Before people can create and maintain synergistic relationships, two things must occur:
- They must be willing to engage this way with others
- They must demonstrate the abilities associated with a four-phase model: Interacting, Appreciative Understanding, Integrating, and Implementing
The Willingness to Engage—A Prerequisite for Synergy
Dramatic change brings to the surface many divergent views about the direction of the transition and how it should unfold. Healthy nonconformity and oppositional thinking are essential aspects of the creative process when breakthrough problem solving and innovation is called for. However, contending with different perspectives, if not managed properly, can also be energy draining and counterproductive. It is clearly easier sometimes to avoid, ignore, or smooth over contrasting opinions (particularly when they are strongly held). Why is it then, that under the right conditions, people do just the opposite and willingly surface— even celebrate—their differences? The motivation to pursue, rather than circumvent, divergent opinions stems from people who share three views:

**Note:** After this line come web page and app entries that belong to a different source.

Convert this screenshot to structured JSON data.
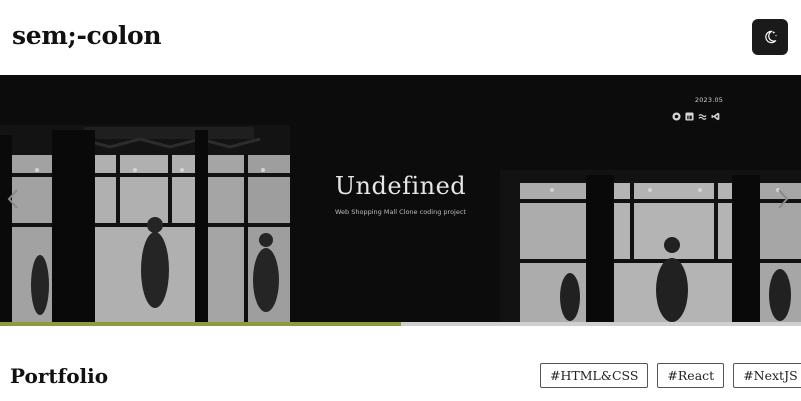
{
  "header": {
    "logo": "sem;-colon",
    "theme_toggle_icon": "moon-stars-icon"
  },
  "carousel": {
    "slide": {
      "date": "2023.05",
      "title": "Undefined",
      "subtitle": "Web Shopping Mall Clone coding project",
      "stack_icons": [
        "circle-logo-icon",
        "square-logo-icon",
        "wave-logo-icon",
        "vscode-logo-icon"
      ]
    },
    "prev_icon": "chevron-left-icon",
    "next_icon": "chevron-right-icon",
    "progress": 0.5
  },
  "portfolio": {
    "title": "Portfolio",
    "tags": [
      "#HTML&CSS",
      "#React",
      "#NextJS"
    ]
  },
  "colors": {
    "accent": "#8e9a3c",
    "toggle_bg": "#1a1a1a",
    "hero_bg": "#0d0d0d"
  }
}
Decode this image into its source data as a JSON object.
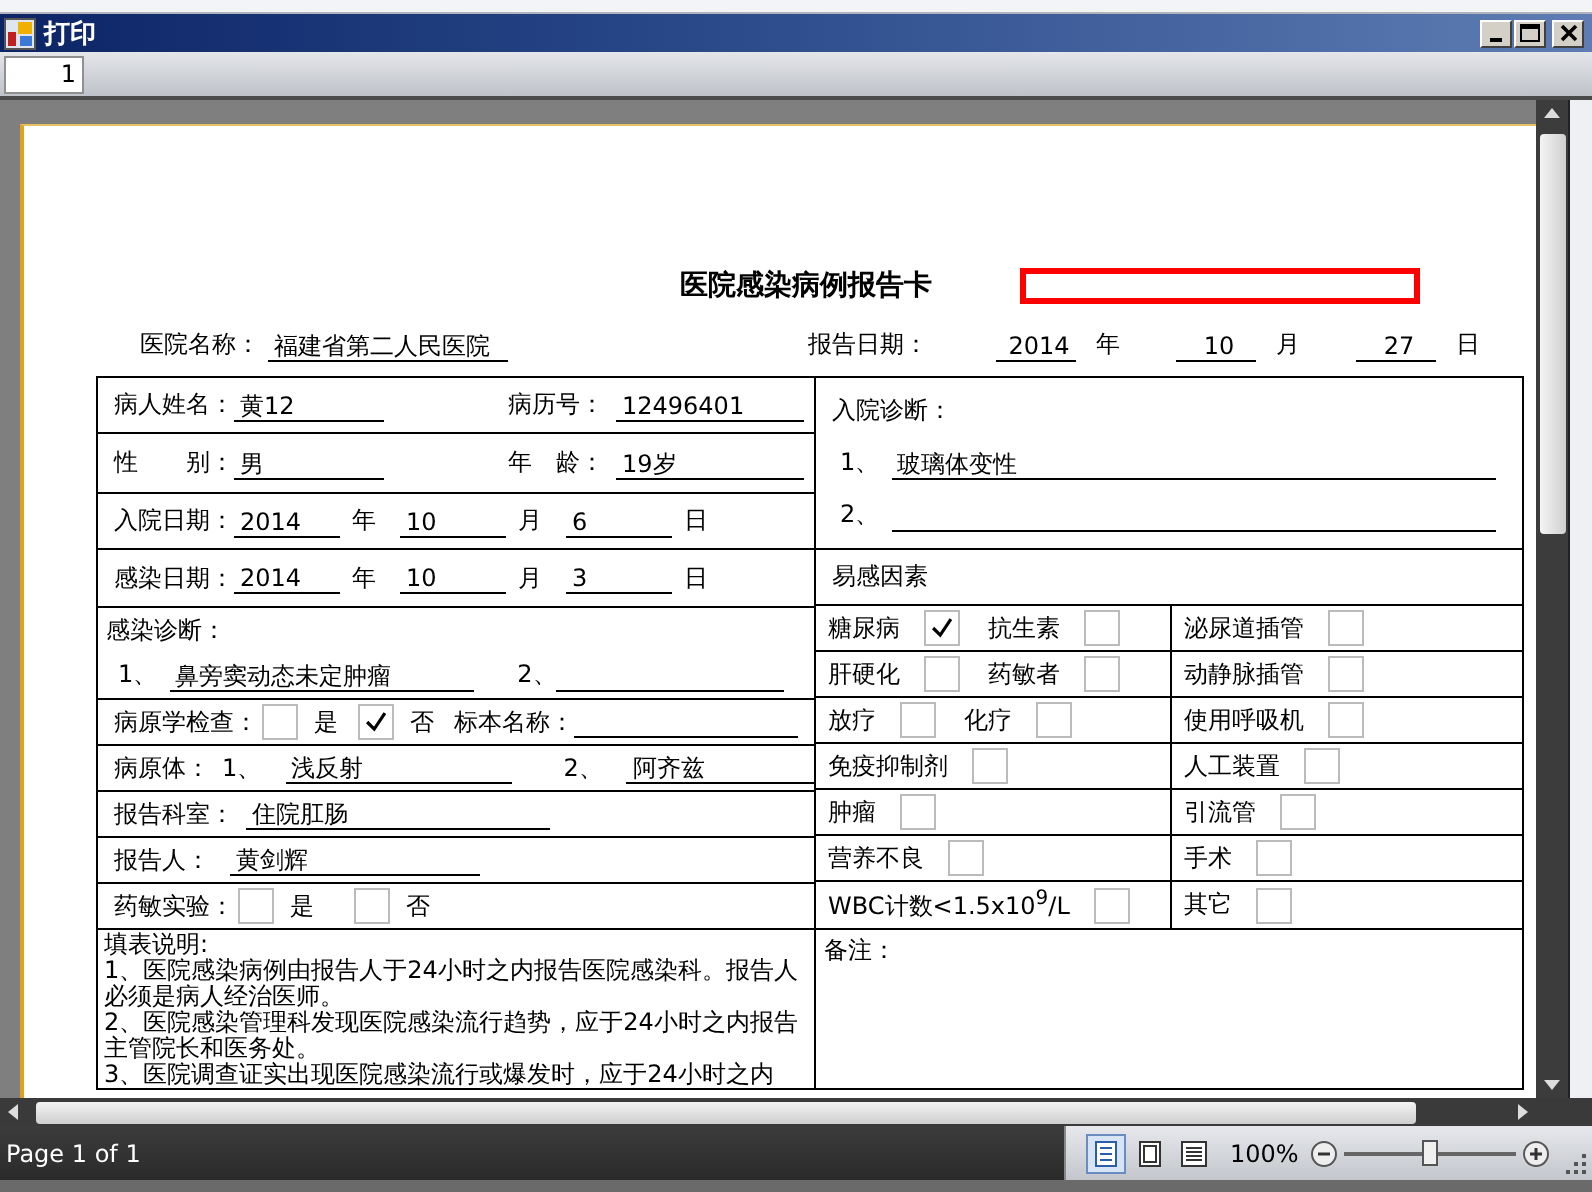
{
  "window": {
    "title": "打印"
  },
  "toolbar": {
    "page_number": "1"
  },
  "report": {
    "title": "医院感染病例报告卡",
    "hospital": {
      "label": "医院名称：",
      "value": "福建省第二人民医院"
    },
    "report_date": {
      "label": "报告日期：",
      "parts": [
        {
          "value": "2014",
          "unit": "年"
        },
        {
          "value": "10",
          "unit": "月"
        },
        {
          "value": "27",
          "unit": "日"
        }
      ]
    },
    "patient_name": {
      "label": "病人姓名：",
      "value": "黄12"
    },
    "record_number": {
      "label": "病历号：",
      "value": "12496401"
    },
    "sex": {
      "label": "性　　别：",
      "value": "男"
    },
    "age": {
      "label": "年　龄：",
      "value": "19岁"
    },
    "admission_date": {
      "label": "入院日期：",
      "parts": [
        {
          "value": "2014",
          "unit": "年"
        },
        {
          "value": "10",
          "unit": "月"
        },
        {
          "value": "6",
          "unit": "日"
        }
      ]
    },
    "infection_date": {
      "label": "感染日期：",
      "parts": [
        {
          "value": "2014",
          "unit": "年"
        },
        {
          "value": "10",
          "unit": "月"
        },
        {
          "value": "3",
          "unit": "日"
        }
      ]
    },
    "infection_diagnosis": {
      "label": "感染诊断：",
      "items": [
        {
          "index": "1、",
          "value": "鼻旁窦动态未定肿瘤"
        },
        {
          "index": "2、"
        }
      ]
    },
    "pathology_test": {
      "label": "病原学检查：",
      "options": [
        {
          "label": "是",
          "checked": false
        },
        {
          "label": "否",
          "checked": true
        }
      ],
      "specimen_label": "标本名称："
    },
    "pathogen": {
      "label": "病原体：",
      "items": [
        {
          "index": "1、",
          "value": "浅反射"
        },
        {
          "index": "2、",
          "value": "阿齐兹"
        }
      ]
    },
    "department": {
      "label": "报告科室：",
      "value": "住院肛肠"
    },
    "reporter": {
      "label": "报告人：",
      "value": "黄剑辉"
    },
    "drug_sensitivity_test": {
      "label": "药敏实验：",
      "options": [
        {
          "label": "是",
          "checked": false
        },
        {
          "label": "否",
          "checked": false
        }
      ]
    },
    "instructions": {
      "title": "填表说明:",
      "paragraphs": [
        "1、医院感染病例由报告人于24小时之内报告医院感染科。报告人必须是病人经治医师。",
        "2、医院感染管理科发现医院感染流行趋势，应于24小时之内报告主管院长和医务处。",
        "3、医院调查证实出现医院感染流行或爆发时，应于24小时之内"
      ]
    },
    "admission_diagnosis": {
      "label": "入院诊断：",
      "items": [
        {
          "index": "1、",
          "value": "玻璃体变性"
        },
        {
          "index": "2、"
        }
      ]
    },
    "susceptibility": {
      "label": "易感因素",
      "rows": [
        {
          "left": [
            {
              "label": "糖尿病",
              "checked": true
            },
            {
              "label": "抗生素",
              "checked": false
            }
          ],
          "right": [
            {
              "label": "泌尿道插管",
              "checked": false
            }
          ]
        },
        {
          "left": [
            {
              "label": "肝硬化",
              "checked": false
            },
            {
              "label": "药敏者",
              "checked": false
            }
          ],
          "right": [
            {
              "label": "动静脉插管",
              "checked": false
            }
          ]
        },
        {
          "left": [
            {
              "label": "放疗",
              "checked": false
            },
            {
              "label": "化疗",
              "checked": false
            }
          ],
          "right": [
            {
              "label": "使用呼吸机",
              "checked": false
            }
          ]
        },
        {
          "left": [
            {
              "label": "免疫抑制剂",
              "checked": false
            }
          ],
          "right": [
            {
              "label": "人工装置",
              "checked": false
            }
          ]
        },
        {
          "left": [
            {
              "label": "肿瘤",
              "checked": false
            }
          ],
          "right": [
            {
              "label": "引流管",
              "checked": false
            }
          ]
        },
        {
          "left": [
            {
              "label": "营养不良",
              "checked": false
            }
          ],
          "right": [
            {
              "label": "手术",
              "checked": false
            }
          ]
        },
        {
          "left": [
            {
              "label": "WBC计数<1.5x10$^{9}$/L",
              "checked": false
            }
          ],
          "right": [
            {
              "label": "其它",
              "checked": false
            }
          ]
        }
      ]
    },
    "remarks": {
      "label": "备注："
    }
  },
  "status_bar": {
    "page_info": "Page 1 of 1",
    "zoom": "100%",
    "zoom_slider": {
      "level": 0.5
    }
  }
}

- The seriousness of the circumstances they face
- Their common goal(s)
- A sense of interdependence with each other
Synergistic relationships are not easy to develop and maintain. As a result, most people are willing to invest what’s needed only if a significant positive upside can be gained and/or a negative downside avoided. If this is the case, a common goal can set direction. When individuals and/or groups share the same desired outcome, their energies and actions can become powerfully focused on the activities necessary to achieve that result. When a common goal is at the center of committed action, fewer resources are wasted on hidden agendas or activities inconsistent with realizing the goal.
As important as the sharing of common goals is, however, it is insufficient by itself to generate synergy. Interdependence is also needed to set the stage for meaningful unified action. People involved in synergistic working relationships recognize that their goals cannot be achieved without key contributions from all those playing critical roles. Those who are unwilling to acknowledge this, and act independently, represent a significant detriment to synergistic results.
A willingness to contribute to synergy is reflected in what can be called a “foxhole” relationship—a situation where two or more people share a sense of urgency about the situation they are facing. They are invested in achieving a common goal and they must rely on each other to accomplish it. For dramatic transformative change to take place, a foxhole mindset must exist among sponsors, agents, and targets, as well as between the change practitioner and the sponsor he or she serves.
The willingness (motivation) to work with others sets the stage for the actions needed to achieve the synergistic advantage. Those involved in major endeavors must also demonstrate specific abilities related to how they develop their ideas and implement their action plans.
The Ability to Engage—The Four Phases of Synergy
The synergistic process is distinguished by four skill sets:
- Interacting: Synergistic communication occurs when diverse perspectives, ideas, meanings, attitudes, feelings, and values are expressed and received openly and honestly in a supportive environment.
- Appreciative Understanding: This is a nurturing atmosphere characterized by people who recognize and value their distinct frames of reference regarding the task at hand.
- Integrating: Only when appreciative understanding is established can individuals seek ways to merge or combine their separate views into mutually supportive patterns for thinking and acting. It is during this integration phase that individuals invent and experiment with creative ways to move beyond their current thinking.
- Implementing: Merely finding innovative approaches to integrate various viewpoints is not enough. It is only through active planning, goal setting, discipline, and consistent application of various change facilitating methods that a transition can be successfully achieved. Without a structured implementation plan, the likelihood is low that a synergistic advantage will occur.
Although I mentioned in the first post that many change practitioners lack a solid grasp of the conditions that promote synergy, the necessary components are actually all around us most of the time. It’s just that, to the untrained eye, it’s not always easy to see the exponential impact that results when they are combined properly. In this regard, I really have nothing new to offer about the components when seen separately. We are used to seeing each skill set in its own right, but it is when they are sequenced—as I’ll outline here—that they build on each other and merge into a unique and powerful source of energy and creativity. This is when synergy unfolds.
I’ll run the risk of detailing some familiar ground around the separate components as the series progresses, but this is necessary to open a new perspective on two key focal points:
- The order and composition of the building blocks of synergy
- Their intertwined relationship, which produces the 1 + 1 > 2 outcomes
The table below outlines what is necessary for key players to generate a synergistically implemented change. I will discuss each of the phases in more detail in the posts to follow.
These four steps were first used by Henry Nelson Wieman in his book describing the creative process, Man’s Ultimate Commitment, University Press of America, Inc., 1991.
 Military research during the Vietnam War era found reduced racial conflict among African-American and white soldiers when those soldiers had to rely upon one another in conflict situations, such as being in a foxhole facing the enemy. When their mutual defense necessitated cooperation, racial discord often vanished, as least as long as the urgency of the situation lasted. They shared a common goal (survival), and they knew that without genuine cooperation (interdependence) they would not achieve that goal.